The OIG is located in room 494 of the FTC Headquarters Building at 600 Pennsylvania Avenue, N.W., Washington, D.C. 20580. Office hours are from 8:30 a.m. to 6:00 p.m., Monday through Friday, except federal holidays.
|IG Act Reference||Reporting Requirement||Page(s)|
|Section 4(a)(2)||Review of legislation and regulations||14|
|Section 5(a)(l)||Significant problems, abuses and deficiencies||1-4|
|Section 5(a)(2)||Recommendations with respect to significant problems, abuses and deficiencies||4|
|Section 5(a)(3)||Prior significant recommendations on which corrective actions have not been made|
|Section 5(a)(4)||Matters referred to prosecutive authorities||11|
|Section 5(a)(5)||Summary of instances where information was refused||13|
|Section 5(a)(6)||List of audit reports by subject matter, showing dollar value of questioned costs and funds put to better use||1-4|
|Section 5(a)(7)||Summary of each particularly significant report||1|
|Section 5(a)(8)||Statistical tables showing number of reports and dollar value of questioned costs||16|
|Section 5(a)(9)||Statistical tables showing number of reports and dollar value of recommendations that funds be put to better use||17|

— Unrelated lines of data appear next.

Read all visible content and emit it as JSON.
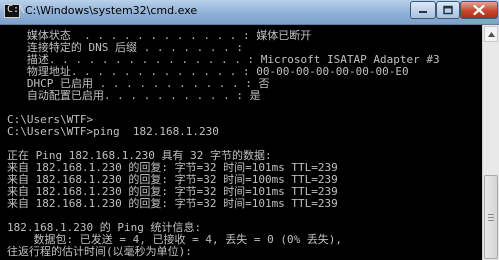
{
  "window": {
    "title": "C:\\Windows\\system32\\cmd.exe",
    "icon_glyph": "C:\\"
  },
  "console": {
    "lines": [
      "   媒体状态  . . . . . . . . . . . . : 媒体已断开",
      "   连接特定的 DNS 后缀 . . . . . . . :",
      "   描述. . . . . . . . . . . . . . . : Microsoft ISATAP Adapter #3",
      "   物理地址. . . . . . . . . . . . . : 00-00-00-00-00-00-00-E0",
      "   DHCP 已启用 . . . . . . . . . . . : 否",
      "   自动配置已启用. . . . . . . . . . : 是",
      "",
      "C:\\Users\\WTF>",
      "C:\\Users\\WTF>ping  182.168.1.230",
      "",
      "正在 Ping 182.168.1.230 具有 32 字节的数据:",
      "来自 182.168.1.230 的回复: 字节=32 时间=101ms TTL=239",
      "来自 182.168.1.230 的回复: 字节=32 时间=100ms TTL=239",
      "来自 182.168.1.230 的回复: 字节=32 时间=101ms TTL=239",
      "来自 182.168.1.230 的回复: 字节=32 时间=101ms TTL=239",
      "",
      "182.168.1.230 的 Ping 统计信息:",
      "    数据包: 已发送 = 4, 已接收 = 4, 丢失 = 0 (0% 丢失),",
      "往返行程的估计时间(以毫秒为单位):"
    ]
  },
  "colors": {
    "console_bg": "#000000",
    "console_text": "#c0c0c0",
    "close_button": "#c8462f",
    "titlebar": "#9cbbe0"
  },
  "icons": [
    "cmd-app-icon",
    "minimize-icon",
    "maximize-icon",
    "close-icon",
    "scroll-up-arrow-icon"
  ]
}
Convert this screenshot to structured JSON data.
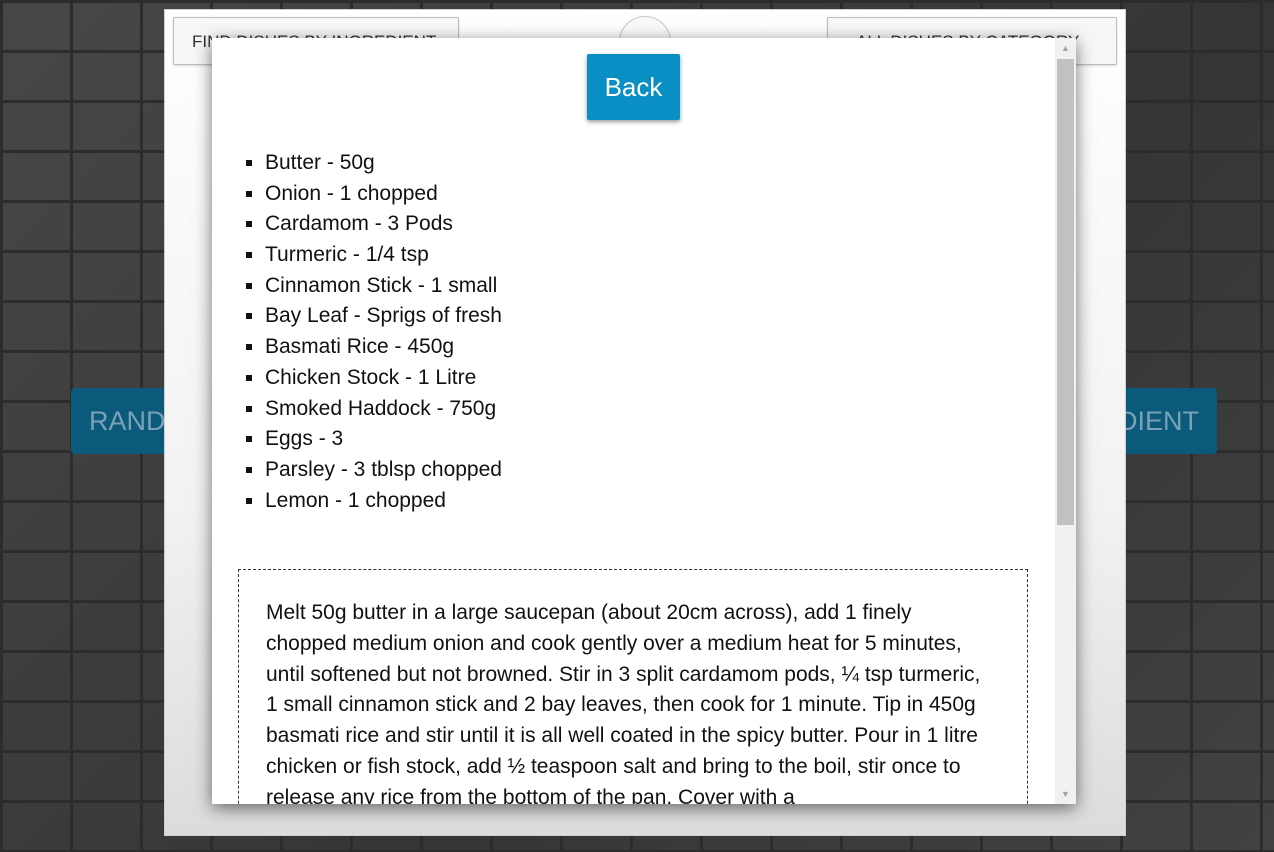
{
  "background": {
    "left_button_label": "RAND",
    "right_button_label": "DIENT"
  },
  "panel": {
    "tab_left_label": "FIND DISHES BY INGREDIENT",
    "tab_right_label": "ALL DISHES BY CATEGORY",
    "center_icon": "chevron-down-icon"
  },
  "modal": {
    "back_label": "Back",
    "ingredients": [
      "Butter - 50g",
      "Onion - 1 chopped",
      "Cardamom - 3 Pods",
      "Turmeric - 1/4 tsp",
      "Cinnamon Stick - 1 small",
      "Bay Leaf - Sprigs of fresh",
      "Basmati Rice - 450g",
      "Chicken Stock - 1 Litre",
      "Smoked Haddock - 750g",
      "Eggs - 3",
      "Parsley - 3 tblsp chopped",
      "Lemon - 1 chopped"
    ],
    "instructions": "Melt 50g butter in a large saucepan (about 20cm across), add 1 finely chopped medium onion and cook gently over a medium heat for 5 minutes, until softened but not browned. Stir in 3 split cardamom pods, ¼ tsp turmeric, 1 small cinnamon stick and 2 bay leaves, then cook for 1 minute. Tip in 450g basmati rice and stir until it is all well coated in the spicy butter. Pour in 1 litre chicken or fish stock, add ½ teaspoon salt and bring to the boil, stir once to release any rice from the bottom of the pan. Cover with a"
  },
  "colors": {
    "accent": "#0a8fc4",
    "background_button": "#0b5a7c"
  }
}
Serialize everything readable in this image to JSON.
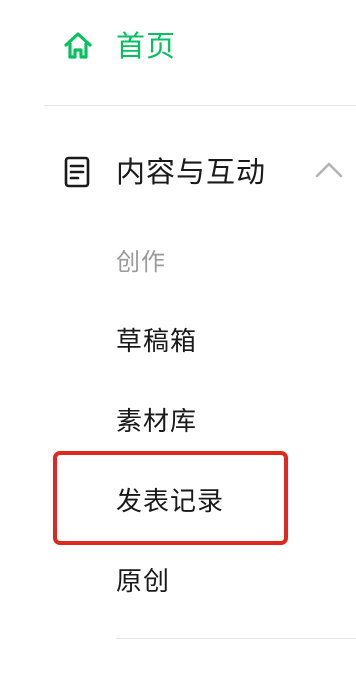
{
  "sidebar": {
    "home": {
      "label": "首页",
      "icon": "home-icon",
      "color": "#07c160"
    },
    "section": {
      "label": "内容与互动",
      "icon": "document-icon",
      "toggle_icon": "chevron-up-icon"
    },
    "group": {
      "label": "创作"
    },
    "items": [
      {
        "label": "草稿箱"
      },
      {
        "label": "素材库"
      },
      {
        "label": "发表记录",
        "highlighted": true
      },
      {
        "label": "原创"
      }
    ]
  },
  "colors": {
    "accent": "#07c160",
    "highlight_box": "#e0281e",
    "text": "#1a1a1a",
    "muted": "#9b9b9b"
  }
}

|Section 5(a)(10)||Summary of each audit issued before this reporting period for which no management decision was made by the end of the reporting period||13|
|Section 5(a)(11)||Significant revised management decisions||13|
|Section 5(a)(12)||Significant management decisions with which the Inspector General disagrees||13|
INSPECTOR GENERAL ISSUED REPORTS
WITH QUESTIONED COSTS
Number Dollar Value
|Questioned Costs||Unsupported Costs|
|A. For which no management decision has been made by the commencement of the reporting period||0||0||0|
|B. Which were issued during the reporting period||0||0||0|
|Subtotals (A + B)||0||0||0|
|C. For which a management decision was made during the reporting period||0||0||0|
|(i) dollar value of disallowed costs||0||0||0|
|(ii) dollar value of cost not disallowed||0||0||0|
|D. For which no management decision was made by the end of the reporting period||0||0||0|
|Reports for which no management decision was made within six months of issuance||0||0||0|
INSPECTOR GENERAL ISSUED REPORTS
WITH RECOMMENDATIONS THAT FUNDS BE PUT TO BETTER USE
|A. For which no management decision has been made by the commencement of the reporting period||1||29,359*|
|B. Which were issued during this reporting period||0||0|
|C. For which a management decision was made during the reporting period||1||29,359|
|(i) dollar value of recommendations that were agreed to by management||1||29,359|
|- based on proposed management action||1||29,359|
|- based on proposed legislative action||0||0|
|(ii) dollar value of recommendations that were not agreed to by management||0||0|
|D. For which no management decision has been made by the end of the reporting period||1||29,359|
|Reports for which no management decision was made within six months of issuance||0||0|
*See AR 01-050A (pages 2, 20).
1. The Executive Summary was prepared in conjunction with management and was issued under a separate cover.
2. ITM management told the OIG that agency size and IT staff experience lessen the need for formal documentation as required by OMB A-130. To a large extent the OIG agrees that ITM can efficiently and effectively meet the agency's recurring IT operational needs without the need to document every system and procedure. However, a baseline level of documentation is needed to ensure that the agency maintains its focus on providing adequate security and that the agency is protected from unforeseen events.
3. Personnel separation lists are distributed twice monthly to system administrators to verify that all accounts have been disabled. A cross check against active accounts would identify accounts to terminate.